(4) SMOKE.REC: The data set SMOKE.REC records the number of days each client successfully stays smoke-free after a smoking cessation program. (Data are recorded as the variable DAYS.) Download and unzip this data set. Read the data set into EpiInfo and then convert the variable DAYS into a dichotomous outcome indicating whether the person ceased smoking for at least a year. Compute a 95% confidence interval for recidivism proportion P. In your opinion, was the smoking cessation program successful?
(5) BINSIZE. Determine the sample size needed to calculate a 95% confidence interval for a proportion with a margin or error of no more than 10%, assuming an expected proportion of 50%. Recalculate the sample size requirements for the study assuming d = 5%.
(6) EDENTITION: A report of adult dental health in 25- to 34-year-old English women showed 20 of 262 women with missing teeth. Calculate a 95% confidence interval for P.
(7) FEV.ZIP Download the data set FEV. Unzip the ZIP file. A data definition (DD) file is included as one of the files in the ZIP archive. These data are from a survey of respiratory health (Rosner, 1995, p. 40; Tager et al., 1985). For each dichotomous variable in the data set, report relevant counts (x of n) and proportions. Also report 95% confidence for each proportion parameter.
(8) THERAPEUTIC_TOUCH. A study by an 11-year old girl made headlines for challenging the validity of a type of therapy ("Therapeutic Touch") in which the therapist's hands are passed over a patient's body without actually being laid on the patient, supposedly to manipulate human energy fields (Rosa et al., 1998). In the current experiment, Touch Therapists rested their hands, palms up, on a flat surface that was approximately 25 to 30 cm apart. To prevent the experimenter's hands from being seen, an opaque screen with cut-outs at its base was placed over each subject's arm and a cloth towel was attached to the screen and draped over the therapists' arms. Each therapist underwent 10 trials in which the 11-year-old investigator hovered her right hand, palm down, 8 to 10 cm above one hand of the therapist and then said "Okay." The Touch Therapist then stated which of his or her hands was nearer the experimenter's hand. Each subject was permitted to take as much or as little time as necessary to make each determination. Results showed 123 successes out of 280 trials, with the distribution of successes out of 10 trials distributed as follows:

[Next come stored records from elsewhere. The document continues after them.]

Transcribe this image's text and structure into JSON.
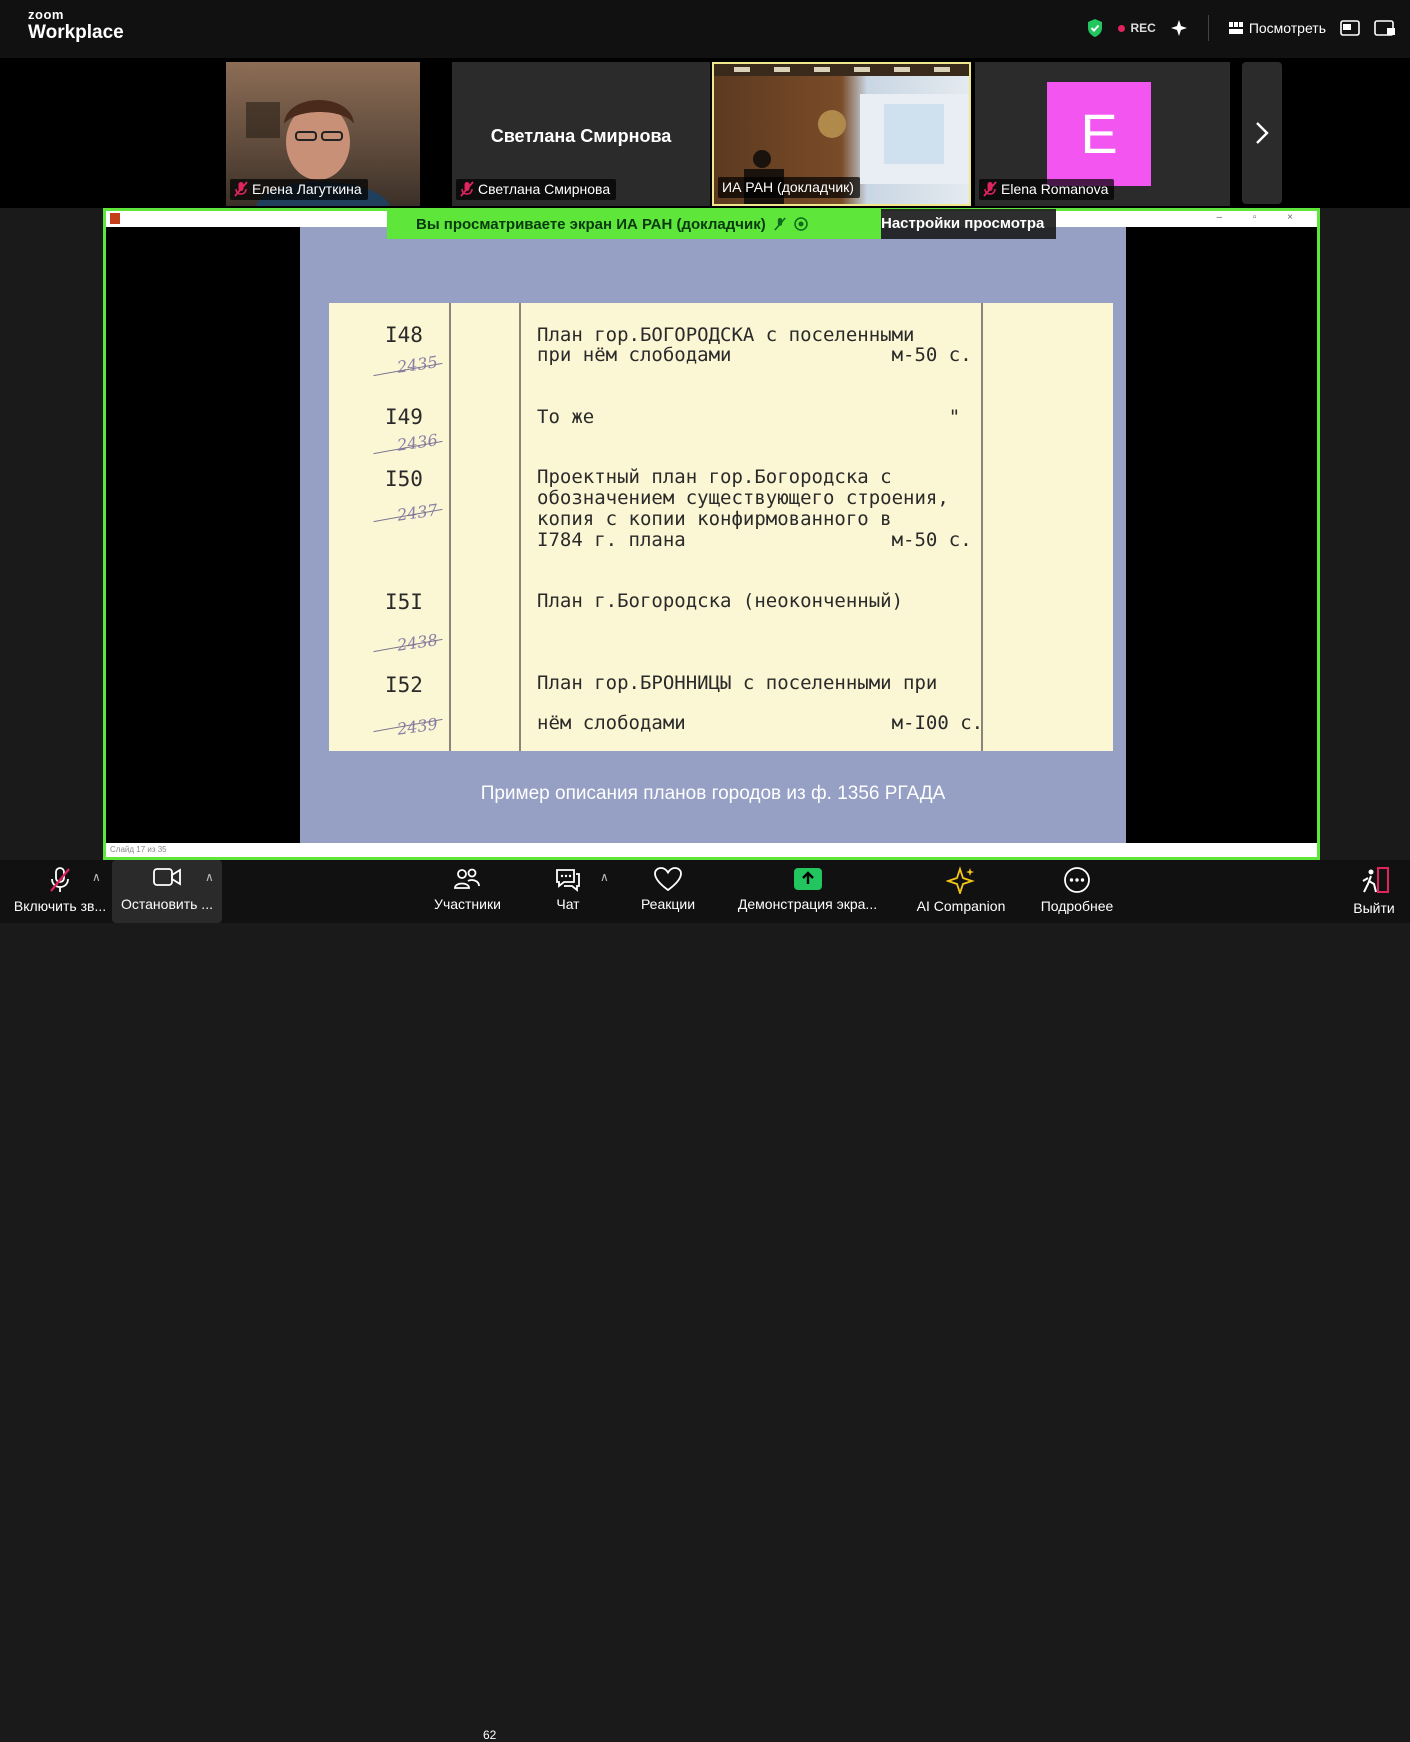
{
  "app": {
    "brand_small": "zoom",
    "brand_big": "Workplace"
  },
  "header": {
    "rec_label": "REC",
    "view_label": "Посмотреть"
  },
  "participants_strip": [
    {
      "name": "Елена Лагуткина"
    },
    {
      "name": "Светлана Смирнова",
      "display_name": "Светлана Смирнова"
    },
    {
      "name": "ИА РАН (докладчик)"
    },
    {
      "name": "Elena Romanova",
      "avatar_letter": "E"
    }
  ],
  "banner": {
    "text": "Вы просматриваете экран  ИА РАН (докладчик)",
    "options_label": "Настройки просмотра"
  },
  "slide": {
    "entries": [
      {
        "num": "I48",
        "hand": "2435",
        "lines": [
          "План гор.БОГОРОДСКА с поселенными",
          "при нём слободами              м-50 с."
        ]
      },
      {
        "num": "I49",
        "hand": "2436",
        "lines": [
          "То же                               \""
        ]
      },
      {
        "num": "I50",
        "hand": "2437",
        "lines": [
          "Проектный план гор.Богородска с",
          "обозначением существующего строения,",
          "копия с копии конфирмованного в",
          "I784 г. плана                  м-50 с."
        ]
      },
      {
        "num": "I5I",
        "hand": "2438",
        "lines": [
          "План г.Богородска (неоконченный)"
        ]
      },
      {
        "num": "I52",
        "hand": "2439",
        "lines": [
          "План гор.БРОННИЦЫ с поселенными при",
          "",
          "нём слободами                  м-I00 с."
        ]
      }
    ],
    "caption": "Пример описания планов городов из ф. 1356 РГАДА",
    "status_bar": "Слайд 17 из 35"
  },
  "toolbar": {
    "audio_label": "Включить зв...",
    "video_label": "Остановить ...",
    "participants_label": "Участники",
    "participants_count": "62",
    "chat_label": "Чат",
    "reactions_label": "Реакции",
    "share_label": "Демонстрация экра...",
    "ai_label": "AI Companion",
    "more_label": "Подробнее",
    "leave_label": "Выйти"
  },
  "colors": {
    "accent_green": "#5ee63a",
    "rec_red": "#e0245e",
    "leave_red": "#e0245e",
    "avatar_pink": "#f255f0"
  }
}
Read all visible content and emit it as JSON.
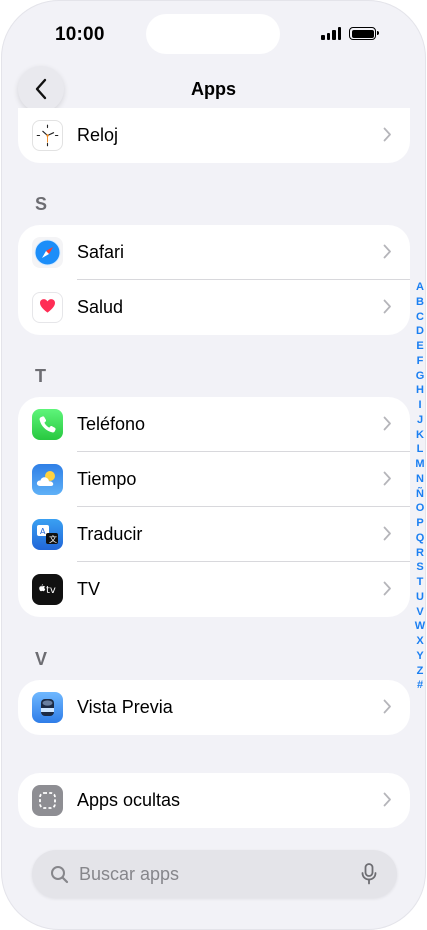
{
  "status_bar": {
    "time": "10:00"
  },
  "nav": {
    "title": "Apps",
    "back_icon": "chevron-left-icon"
  },
  "top_row": {
    "label": "Reloj",
    "icon": "clock-app-icon"
  },
  "sections": {
    "s": {
      "letter": "S",
      "items": [
        {
          "label": "Safari",
          "icon": "safari-app-icon"
        },
        {
          "label": "Salud",
          "icon": "health-app-icon"
        }
      ]
    },
    "t": {
      "letter": "T",
      "items": [
        {
          "label": "Teléfono",
          "icon": "phone-app-icon"
        },
        {
          "label": "Tiempo",
          "icon": "weather-app-icon"
        },
        {
          "label": "Traducir",
          "icon": "translate-app-icon"
        },
        {
          "label": "TV",
          "icon": "tv-app-icon"
        }
      ]
    },
    "v": {
      "letter": "V",
      "items": [
        {
          "label": "Vista Previa",
          "icon": "preview-app-icon"
        }
      ]
    }
  },
  "hidden_apps": {
    "label": "Apps ocultas",
    "icon": "hidden-apps-icon"
  },
  "index_letters": [
    "A",
    "B",
    "C",
    "D",
    "E",
    "F",
    "G",
    "H",
    "I",
    "J",
    "K",
    "L",
    "M",
    "N",
    "Ñ",
    "O",
    "P",
    "Q",
    "R",
    "S",
    "T",
    "U",
    "V",
    "W",
    "X",
    "Y",
    "Z",
    "#"
  ],
  "search": {
    "placeholder": "Buscar apps",
    "value": ""
  },
  "colors": {
    "accent": "#1a7ff2",
    "background": "#f2f2f7",
    "separator": "#d8d8dc"
  }
}
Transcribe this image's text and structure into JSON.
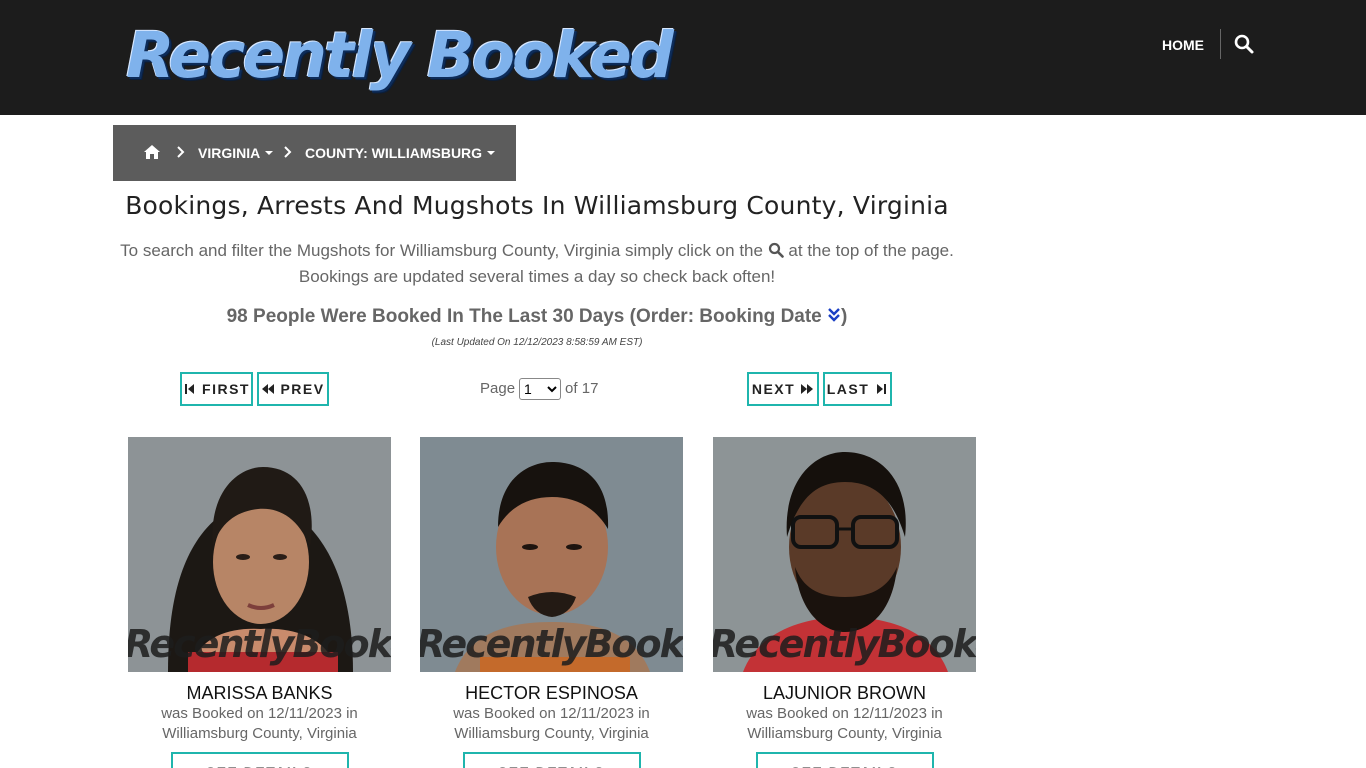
{
  "header": {
    "logo_text": "Recently Booked",
    "nav_home": "HOME"
  },
  "breadcrumb": {
    "items": [
      {
        "label": "VIRGINIA"
      },
      {
        "label": "COUNTY: WILLIAMSBURG"
      }
    ]
  },
  "page": {
    "title": "Bookings, Arrests And Mugshots In Williamsburg County, Virginia",
    "intro_part1": "To search and filter the Mugshots for Williamsburg County, Virginia simply click on the",
    "intro_part2": "at the top of the page.",
    "intro_line2": "Bookings are updated several times a day so check back often!",
    "count_text": "98 People Were Booked In The Last 30 Days (Order: Booking Date",
    "count_close": ")",
    "updated": "(Last Updated On 12/12/2023 8:58:59 AM EST)"
  },
  "pagination": {
    "first": "FIRST",
    "prev": "PREV",
    "next": "NEXT",
    "last": "LAST",
    "page_label": "Page",
    "current_page": "1",
    "of_label": "of 17"
  },
  "cards": [
    {
      "name": "MARISSA BANKS",
      "desc": "was Booked on 12/11/2023 in Williamsburg County, Virginia",
      "watermark": "RecentlyBooked.com",
      "button": "SEE DETAILS"
    },
    {
      "name": "HECTOR ESPINOSA",
      "desc": "was Booked on 12/11/2023 in Williamsburg County, Virginia",
      "watermark": "RecentlyBooked.com",
      "button": "SEE DETAILS"
    },
    {
      "name": "LAJUNIOR BROWN",
      "desc": "was Booked on 12/11/2023 in Williamsburg County, Virginia",
      "watermark": "RecentlyBooked.com",
      "button": "SEE DETAILS"
    }
  ],
  "colors": {
    "header_bg": "#1c1c1c",
    "breadcrumb_bg": "#5c5c5c",
    "accent_teal": "#1fb5ad",
    "logo_blue": "#7fb2ec"
  },
  "icons": {
    "search": "search-icon",
    "home": "home-icon",
    "sort": "double-chevron-down-icon"
  }
}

|No. correct (out of 10)||Frequency||No. Correct|
We want to calculate a 95% confidence interval for the proportion of successes accounting for the cluster sample. (Each therapist is a cluster of 10 observations.) To do this, we must calculate the design effect (deff). (You will find deff = 1.12.) Now use EpiTable to calculate the 95% confidence interval taking into account the effect of clustering. Discuss your findings. Is there evidence to contradict the hypothesis of random selection ("detection") of a human energy field?